A week after Bloomberg claimed Intel wants to sell its majority stake in an augmented reality firm, with the ultimate hope of launching a pair of consumer smart glasses, The Verge has posted photos of these said smart glasses. They're called Vaunt, and they have plastic frames, weigh under 50g, and look like regular eyeglasses. Their smart innards are built into the stems and control a class-one laser.
This laser shines a red, monochrome 400 x 150-pixel image into the back of your retina. There is no camera, which privacy critics often derided Google Glass for, and there is no purpose to these things other than to serve up notifications. You're free to walk about and do activities, rather than check your phone. Vaunt can do things like show your mom's birthday while you talk on the phone with her.

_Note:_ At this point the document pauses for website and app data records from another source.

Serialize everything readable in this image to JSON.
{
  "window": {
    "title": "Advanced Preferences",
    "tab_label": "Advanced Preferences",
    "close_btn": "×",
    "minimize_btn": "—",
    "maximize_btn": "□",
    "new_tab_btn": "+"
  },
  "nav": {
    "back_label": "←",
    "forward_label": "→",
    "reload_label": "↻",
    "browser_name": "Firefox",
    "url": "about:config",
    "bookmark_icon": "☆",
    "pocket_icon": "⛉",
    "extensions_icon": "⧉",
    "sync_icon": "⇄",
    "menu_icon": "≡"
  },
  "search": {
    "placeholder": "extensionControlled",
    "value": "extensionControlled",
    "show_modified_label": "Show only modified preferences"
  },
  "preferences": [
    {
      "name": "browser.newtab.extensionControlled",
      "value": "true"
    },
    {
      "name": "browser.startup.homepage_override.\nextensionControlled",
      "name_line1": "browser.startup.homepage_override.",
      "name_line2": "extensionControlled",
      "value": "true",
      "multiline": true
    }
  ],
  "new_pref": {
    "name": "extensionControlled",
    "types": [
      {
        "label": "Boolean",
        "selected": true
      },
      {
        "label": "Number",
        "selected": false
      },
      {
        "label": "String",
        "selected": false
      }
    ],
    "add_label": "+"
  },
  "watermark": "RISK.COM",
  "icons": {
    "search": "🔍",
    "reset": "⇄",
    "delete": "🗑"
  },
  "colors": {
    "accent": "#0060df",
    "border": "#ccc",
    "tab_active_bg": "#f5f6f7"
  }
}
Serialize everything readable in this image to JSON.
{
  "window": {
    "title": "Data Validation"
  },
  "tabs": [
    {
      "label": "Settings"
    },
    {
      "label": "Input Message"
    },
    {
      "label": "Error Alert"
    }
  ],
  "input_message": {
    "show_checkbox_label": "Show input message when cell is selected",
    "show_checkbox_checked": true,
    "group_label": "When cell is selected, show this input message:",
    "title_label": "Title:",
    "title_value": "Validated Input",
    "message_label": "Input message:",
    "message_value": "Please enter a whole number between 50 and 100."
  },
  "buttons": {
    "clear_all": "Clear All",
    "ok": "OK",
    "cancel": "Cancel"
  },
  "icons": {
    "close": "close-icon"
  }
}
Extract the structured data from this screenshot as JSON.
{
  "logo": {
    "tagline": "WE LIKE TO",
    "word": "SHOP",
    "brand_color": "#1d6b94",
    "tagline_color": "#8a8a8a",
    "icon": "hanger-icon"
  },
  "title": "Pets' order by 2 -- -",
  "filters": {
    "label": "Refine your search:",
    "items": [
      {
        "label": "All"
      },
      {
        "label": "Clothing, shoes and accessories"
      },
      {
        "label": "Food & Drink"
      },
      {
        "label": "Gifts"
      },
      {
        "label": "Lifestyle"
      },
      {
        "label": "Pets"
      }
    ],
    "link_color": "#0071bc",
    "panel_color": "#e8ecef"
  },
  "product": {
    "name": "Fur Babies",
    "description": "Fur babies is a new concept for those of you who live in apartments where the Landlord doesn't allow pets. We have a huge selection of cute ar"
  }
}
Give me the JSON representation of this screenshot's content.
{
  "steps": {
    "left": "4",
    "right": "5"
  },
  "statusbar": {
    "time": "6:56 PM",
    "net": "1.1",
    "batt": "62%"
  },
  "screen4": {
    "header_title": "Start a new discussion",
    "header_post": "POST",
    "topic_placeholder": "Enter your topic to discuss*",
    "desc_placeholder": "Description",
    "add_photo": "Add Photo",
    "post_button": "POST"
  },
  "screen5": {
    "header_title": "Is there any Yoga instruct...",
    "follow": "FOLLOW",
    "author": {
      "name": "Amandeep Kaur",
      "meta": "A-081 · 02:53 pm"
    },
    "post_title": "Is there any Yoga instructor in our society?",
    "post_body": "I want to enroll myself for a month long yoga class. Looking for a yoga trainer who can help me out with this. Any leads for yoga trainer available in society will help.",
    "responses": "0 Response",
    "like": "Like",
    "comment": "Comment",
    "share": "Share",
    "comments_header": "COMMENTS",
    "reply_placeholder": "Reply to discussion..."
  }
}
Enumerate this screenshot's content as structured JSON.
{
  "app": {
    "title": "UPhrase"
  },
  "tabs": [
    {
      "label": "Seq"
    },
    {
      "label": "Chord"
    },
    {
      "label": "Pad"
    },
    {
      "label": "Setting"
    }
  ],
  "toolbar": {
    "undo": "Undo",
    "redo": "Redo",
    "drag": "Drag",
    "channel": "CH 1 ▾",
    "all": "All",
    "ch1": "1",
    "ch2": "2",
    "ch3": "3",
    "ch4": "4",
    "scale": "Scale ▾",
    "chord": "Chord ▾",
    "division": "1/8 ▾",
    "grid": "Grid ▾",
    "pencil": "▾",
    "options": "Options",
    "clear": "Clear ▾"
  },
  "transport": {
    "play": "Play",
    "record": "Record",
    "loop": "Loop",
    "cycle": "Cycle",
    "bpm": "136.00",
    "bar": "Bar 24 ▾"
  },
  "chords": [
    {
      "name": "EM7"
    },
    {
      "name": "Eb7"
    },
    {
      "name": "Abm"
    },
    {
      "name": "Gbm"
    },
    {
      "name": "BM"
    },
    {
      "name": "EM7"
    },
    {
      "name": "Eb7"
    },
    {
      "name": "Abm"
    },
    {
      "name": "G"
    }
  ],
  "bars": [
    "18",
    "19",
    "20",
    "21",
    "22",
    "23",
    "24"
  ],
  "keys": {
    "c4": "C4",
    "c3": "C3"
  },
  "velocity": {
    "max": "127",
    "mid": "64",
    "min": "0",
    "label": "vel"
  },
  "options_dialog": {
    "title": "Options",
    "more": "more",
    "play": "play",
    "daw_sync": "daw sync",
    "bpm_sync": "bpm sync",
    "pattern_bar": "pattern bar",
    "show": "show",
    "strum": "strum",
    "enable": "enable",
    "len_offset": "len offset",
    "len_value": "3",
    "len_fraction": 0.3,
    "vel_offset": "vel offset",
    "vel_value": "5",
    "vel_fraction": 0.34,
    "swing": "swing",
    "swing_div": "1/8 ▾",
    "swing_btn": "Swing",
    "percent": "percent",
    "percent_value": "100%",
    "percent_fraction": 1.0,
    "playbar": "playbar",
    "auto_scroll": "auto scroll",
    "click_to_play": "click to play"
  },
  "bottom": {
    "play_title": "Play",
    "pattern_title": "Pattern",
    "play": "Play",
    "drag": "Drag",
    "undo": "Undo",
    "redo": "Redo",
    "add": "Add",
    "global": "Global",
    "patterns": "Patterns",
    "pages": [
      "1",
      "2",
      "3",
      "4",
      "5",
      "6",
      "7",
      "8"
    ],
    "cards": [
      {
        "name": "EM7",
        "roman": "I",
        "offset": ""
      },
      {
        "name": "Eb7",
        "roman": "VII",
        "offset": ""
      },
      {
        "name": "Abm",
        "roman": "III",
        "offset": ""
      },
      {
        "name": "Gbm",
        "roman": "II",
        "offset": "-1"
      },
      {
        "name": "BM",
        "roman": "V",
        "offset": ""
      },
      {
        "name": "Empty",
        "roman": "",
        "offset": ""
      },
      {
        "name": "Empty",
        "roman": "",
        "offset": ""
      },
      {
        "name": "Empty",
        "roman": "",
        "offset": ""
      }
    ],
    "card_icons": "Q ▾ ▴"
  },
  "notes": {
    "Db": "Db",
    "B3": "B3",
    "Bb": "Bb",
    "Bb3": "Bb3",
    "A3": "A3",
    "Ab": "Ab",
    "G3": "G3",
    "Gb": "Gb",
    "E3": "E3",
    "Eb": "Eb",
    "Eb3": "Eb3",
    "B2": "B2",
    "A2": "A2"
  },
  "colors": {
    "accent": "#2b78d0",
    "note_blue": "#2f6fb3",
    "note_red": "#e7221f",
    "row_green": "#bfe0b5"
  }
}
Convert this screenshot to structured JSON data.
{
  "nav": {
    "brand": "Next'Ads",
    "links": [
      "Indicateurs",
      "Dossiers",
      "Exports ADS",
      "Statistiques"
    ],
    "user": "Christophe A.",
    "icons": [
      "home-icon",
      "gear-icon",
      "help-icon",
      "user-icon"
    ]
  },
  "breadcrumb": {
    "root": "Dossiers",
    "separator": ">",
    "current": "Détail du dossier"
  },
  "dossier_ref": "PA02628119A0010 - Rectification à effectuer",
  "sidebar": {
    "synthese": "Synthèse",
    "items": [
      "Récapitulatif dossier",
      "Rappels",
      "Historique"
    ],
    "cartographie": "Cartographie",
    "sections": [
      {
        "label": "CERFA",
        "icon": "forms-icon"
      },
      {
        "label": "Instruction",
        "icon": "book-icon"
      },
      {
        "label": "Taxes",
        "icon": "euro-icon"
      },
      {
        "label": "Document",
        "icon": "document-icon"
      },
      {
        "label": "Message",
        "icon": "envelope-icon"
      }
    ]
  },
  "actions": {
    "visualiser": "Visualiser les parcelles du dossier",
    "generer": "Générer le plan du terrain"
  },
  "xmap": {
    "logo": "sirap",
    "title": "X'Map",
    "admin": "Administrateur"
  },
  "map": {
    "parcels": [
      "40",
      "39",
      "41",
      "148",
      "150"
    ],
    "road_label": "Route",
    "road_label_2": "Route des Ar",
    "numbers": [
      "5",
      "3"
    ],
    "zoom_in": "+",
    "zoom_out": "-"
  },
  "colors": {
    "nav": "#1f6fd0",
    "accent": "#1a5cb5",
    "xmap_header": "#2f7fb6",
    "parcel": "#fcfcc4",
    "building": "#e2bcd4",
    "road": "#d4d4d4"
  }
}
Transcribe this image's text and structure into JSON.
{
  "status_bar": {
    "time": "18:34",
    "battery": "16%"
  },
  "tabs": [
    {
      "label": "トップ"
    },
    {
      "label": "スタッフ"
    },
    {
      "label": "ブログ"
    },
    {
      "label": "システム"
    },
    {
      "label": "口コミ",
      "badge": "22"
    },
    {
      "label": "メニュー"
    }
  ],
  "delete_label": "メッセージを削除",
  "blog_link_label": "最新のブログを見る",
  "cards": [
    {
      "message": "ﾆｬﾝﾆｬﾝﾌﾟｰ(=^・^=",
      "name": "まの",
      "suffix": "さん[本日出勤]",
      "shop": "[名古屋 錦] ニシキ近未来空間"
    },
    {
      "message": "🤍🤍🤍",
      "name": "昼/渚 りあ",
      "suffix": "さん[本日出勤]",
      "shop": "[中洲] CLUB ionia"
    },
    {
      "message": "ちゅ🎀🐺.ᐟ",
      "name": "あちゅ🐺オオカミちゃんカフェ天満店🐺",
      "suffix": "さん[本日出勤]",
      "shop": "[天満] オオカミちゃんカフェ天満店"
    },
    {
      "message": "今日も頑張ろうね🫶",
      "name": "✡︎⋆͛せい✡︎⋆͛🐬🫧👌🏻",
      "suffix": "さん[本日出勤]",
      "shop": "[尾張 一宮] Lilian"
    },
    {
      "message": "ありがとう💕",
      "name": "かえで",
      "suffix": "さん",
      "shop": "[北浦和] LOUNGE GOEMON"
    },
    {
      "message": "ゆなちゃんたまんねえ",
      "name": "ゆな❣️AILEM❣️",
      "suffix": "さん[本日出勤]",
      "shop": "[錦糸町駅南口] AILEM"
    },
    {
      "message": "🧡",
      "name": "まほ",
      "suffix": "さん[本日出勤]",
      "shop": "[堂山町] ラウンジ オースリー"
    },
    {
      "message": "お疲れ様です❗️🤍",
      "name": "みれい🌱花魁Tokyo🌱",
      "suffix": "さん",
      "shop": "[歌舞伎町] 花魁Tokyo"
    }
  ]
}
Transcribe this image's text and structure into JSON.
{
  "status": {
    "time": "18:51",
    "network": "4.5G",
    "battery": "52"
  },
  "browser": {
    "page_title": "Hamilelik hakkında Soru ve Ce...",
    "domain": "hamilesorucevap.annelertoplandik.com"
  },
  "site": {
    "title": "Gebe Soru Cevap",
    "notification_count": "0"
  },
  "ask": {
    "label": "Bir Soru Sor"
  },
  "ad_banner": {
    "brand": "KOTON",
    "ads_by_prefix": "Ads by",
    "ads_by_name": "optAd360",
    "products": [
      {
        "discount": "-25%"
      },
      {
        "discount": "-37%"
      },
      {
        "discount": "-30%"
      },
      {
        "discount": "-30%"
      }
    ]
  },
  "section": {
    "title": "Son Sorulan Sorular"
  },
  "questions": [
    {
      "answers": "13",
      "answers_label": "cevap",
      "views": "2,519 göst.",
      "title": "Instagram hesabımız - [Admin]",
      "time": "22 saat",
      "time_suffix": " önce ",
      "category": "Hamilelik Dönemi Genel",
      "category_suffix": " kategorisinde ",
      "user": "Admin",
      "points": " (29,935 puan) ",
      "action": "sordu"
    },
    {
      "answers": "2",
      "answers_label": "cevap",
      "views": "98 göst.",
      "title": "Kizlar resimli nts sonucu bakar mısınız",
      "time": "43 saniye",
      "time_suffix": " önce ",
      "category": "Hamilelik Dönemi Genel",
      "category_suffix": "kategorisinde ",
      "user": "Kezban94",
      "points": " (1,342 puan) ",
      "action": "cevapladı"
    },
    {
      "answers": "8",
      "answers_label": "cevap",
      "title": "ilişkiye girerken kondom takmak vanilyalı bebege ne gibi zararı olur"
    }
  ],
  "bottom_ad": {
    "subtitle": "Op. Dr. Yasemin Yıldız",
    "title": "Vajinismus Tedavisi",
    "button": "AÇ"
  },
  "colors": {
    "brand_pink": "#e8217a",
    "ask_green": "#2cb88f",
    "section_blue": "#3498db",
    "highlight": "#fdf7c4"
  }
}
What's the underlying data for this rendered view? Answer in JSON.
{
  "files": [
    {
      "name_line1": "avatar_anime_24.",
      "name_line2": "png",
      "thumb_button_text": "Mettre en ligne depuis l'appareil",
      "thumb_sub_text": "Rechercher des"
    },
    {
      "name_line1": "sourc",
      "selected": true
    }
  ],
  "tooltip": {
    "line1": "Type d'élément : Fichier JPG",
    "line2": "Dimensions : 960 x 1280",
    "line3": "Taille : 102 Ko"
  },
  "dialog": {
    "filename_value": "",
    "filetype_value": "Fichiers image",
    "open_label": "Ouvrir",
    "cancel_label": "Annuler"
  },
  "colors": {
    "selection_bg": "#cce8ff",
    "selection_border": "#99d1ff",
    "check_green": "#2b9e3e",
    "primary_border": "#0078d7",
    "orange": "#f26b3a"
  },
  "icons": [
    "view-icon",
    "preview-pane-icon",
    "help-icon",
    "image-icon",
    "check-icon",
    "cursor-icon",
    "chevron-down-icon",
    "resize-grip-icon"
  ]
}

- Snap Spectacles tips and tricks: Get creative with your specs
- Google Glass is dead, long live Project Aura instead
The glasses are in the prototype phase, but the current models do have motion sensors, which help with offering ambient, contextual information relative to your location. And although they don't have a microphone yet, Intel indicated future models may have one in order to work with assistants like Alexa. In that case, Intel hypothesised you could be in the kitchen, and Alexa might show you recipes.
Other features include Bluetooth (for linking to your smartphone), a processor (for running apps), and a compass and accelerometer (so Vaunt can determine where you are and the direction you're looking). Now, although Intel suggested Vaunt could work with Alexa, it also said it wants to avoid Vaunt becoming a distraction, so instead of using voice commands, you could use heads nods to control it.
Intel wasn't very clear about how Vaunt will ultimately work, let alone how you'd actually interact with it. Intel also didn't confirm rumours that it might sell part or all of Vaunt, though it suggested it would prefer to rely on OEMs to make the final hardware and that it wants Vaunt to be a wide open platform with an SDK for developers. So, think of this as a reference design more than anything else.
Obviously, there a million different ways that Intel could take this project. The idea of hands-free notifications does pique our interest, but at the same time, we only have Google Glass and Snap Spectacles to compare Vaunt to, and both of those miserably failed.